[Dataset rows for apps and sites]

::::

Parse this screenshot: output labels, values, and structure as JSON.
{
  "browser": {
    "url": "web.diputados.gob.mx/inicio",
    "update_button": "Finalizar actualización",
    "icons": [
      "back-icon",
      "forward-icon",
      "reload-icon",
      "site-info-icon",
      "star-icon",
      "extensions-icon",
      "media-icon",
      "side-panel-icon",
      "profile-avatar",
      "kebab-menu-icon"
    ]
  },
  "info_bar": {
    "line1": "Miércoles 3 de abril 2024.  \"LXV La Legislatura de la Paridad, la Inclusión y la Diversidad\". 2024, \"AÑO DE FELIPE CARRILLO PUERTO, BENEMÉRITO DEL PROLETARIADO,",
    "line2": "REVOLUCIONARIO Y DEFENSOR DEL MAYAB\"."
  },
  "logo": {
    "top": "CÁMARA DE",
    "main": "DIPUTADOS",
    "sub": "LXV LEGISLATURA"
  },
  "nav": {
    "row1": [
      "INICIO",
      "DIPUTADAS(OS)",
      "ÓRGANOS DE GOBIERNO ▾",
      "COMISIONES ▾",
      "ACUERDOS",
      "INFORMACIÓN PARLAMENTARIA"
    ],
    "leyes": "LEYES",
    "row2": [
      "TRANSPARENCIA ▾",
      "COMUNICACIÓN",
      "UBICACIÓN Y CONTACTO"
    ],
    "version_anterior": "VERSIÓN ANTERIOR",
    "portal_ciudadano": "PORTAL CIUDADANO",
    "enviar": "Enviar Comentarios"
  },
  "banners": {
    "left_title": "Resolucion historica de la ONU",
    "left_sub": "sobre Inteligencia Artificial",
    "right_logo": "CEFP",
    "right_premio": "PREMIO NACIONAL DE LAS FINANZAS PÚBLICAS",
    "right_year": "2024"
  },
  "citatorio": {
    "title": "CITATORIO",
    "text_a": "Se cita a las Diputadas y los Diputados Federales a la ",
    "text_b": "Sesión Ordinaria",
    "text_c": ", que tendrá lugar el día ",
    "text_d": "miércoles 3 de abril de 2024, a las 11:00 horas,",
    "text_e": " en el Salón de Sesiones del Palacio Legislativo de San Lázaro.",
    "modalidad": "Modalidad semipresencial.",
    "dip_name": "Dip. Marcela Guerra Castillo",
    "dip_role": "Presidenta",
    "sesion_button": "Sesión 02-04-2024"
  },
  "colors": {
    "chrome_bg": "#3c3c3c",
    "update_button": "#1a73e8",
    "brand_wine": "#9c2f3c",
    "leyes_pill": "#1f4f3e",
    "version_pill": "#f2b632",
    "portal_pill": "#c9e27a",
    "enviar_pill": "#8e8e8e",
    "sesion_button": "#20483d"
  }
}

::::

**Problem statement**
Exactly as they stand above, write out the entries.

**The completed task**
Parse this screenshot: output labels, values, and structure as JSON.
{
  "browser": {
    "url": "web.diputados.gob.mx/inicio",
    "update_button": "Finalizar actualización",
    "icons": [
      "back-icon",
      "forward-icon",
      "reload-icon",
      "site-info-icon",
      "star-icon",
      "extensions-icon",
      "media-icon",
      "side-panel-icon",
      "profile-avatar",
      "kebab-menu-icon"
    ]
  },
  "info_bar": {
    "line1": "Miércoles 3 de abril 2024.  \"LXV La Legislatura de la Paridad, la Inclusión y la Diversidad\". 2024, \"AÑO DE FELIPE CARRILLO PUERTO, BENEMÉRITO DEL PROLETARIADO,",
    "line2": "REVOLUCIONARIO Y DEFENSOR DEL MAYAB\"."
  },
  "logo": {
    "top": "CÁMARA DE",
    "main": "DIPUTADOS",
    "sub": "LXV LEGISLATURA"
  },
  "nav": {
    "row1": [
      "INICIO",
      "DIPUTADAS(OS)",
      "ÓRGANOS DE GOBIERNO ▾",
      "COMISIONES ▾",
      "ACUERDOS",
      "INFORMACIÓN PARLAMENTARIA"
    ],
    "leyes": "LEYES",
    "row2": [
      "TRANSPARENCIA ▾",
      "COMUNICACIÓN",
      "UBICACIÓN Y CONTACTO"
    ],
    "version_anterior": "VERSIÓN ANTERIOR",
    "portal_ciudadano": "PORTAL CIUDADANO",
    "enviar": "Enviar Comentarios"
  },
  "banners": {
    "left_title": "Resolucion historica de la ONU",
    "left_sub": "sobre Inteligencia Artificial",
    "right_logo": "CEFP",
    "right_premio": "PREMIO NACIONAL DE LAS FINANZAS PÚBLICAS",
    "right_year": "2024"
  },
  "citatorio": {
    "title": "CITATORIO",
    "text_a": "Se cita a las Diputadas y los Diputados Federales a la ",
    "text_b": "Sesión Ordinaria",
    "text_c": ", que tendrá lugar el día ",
    "text_d": "miércoles 3 de abril de 2024, a las 11:00 horas,",
    "text_e": " en el Salón de Sesiones del Palacio Legislativo de San Lázaro.",
    "modalidad": "Modalidad semipresencial.",
    "dip_name": "Dip. Marcela Guerra Castillo",
    "dip_role": "Presidenta",
    "sesion_button": "Sesión 02-04-2024"
  },
  "colors": {
    "chrome_bg": "#3c3c3c",
    "update_button": "#1a73e8",
    "brand_wine": "#9c2f3c",
    "leyes_pill": "#1f4f3e",
    "version_pill": "#f2b632",
    "portal_pill": "#c9e27a",
    "enviar_pill": "#8e8e8e",
    "sesion_button": "#20483d"
  }
}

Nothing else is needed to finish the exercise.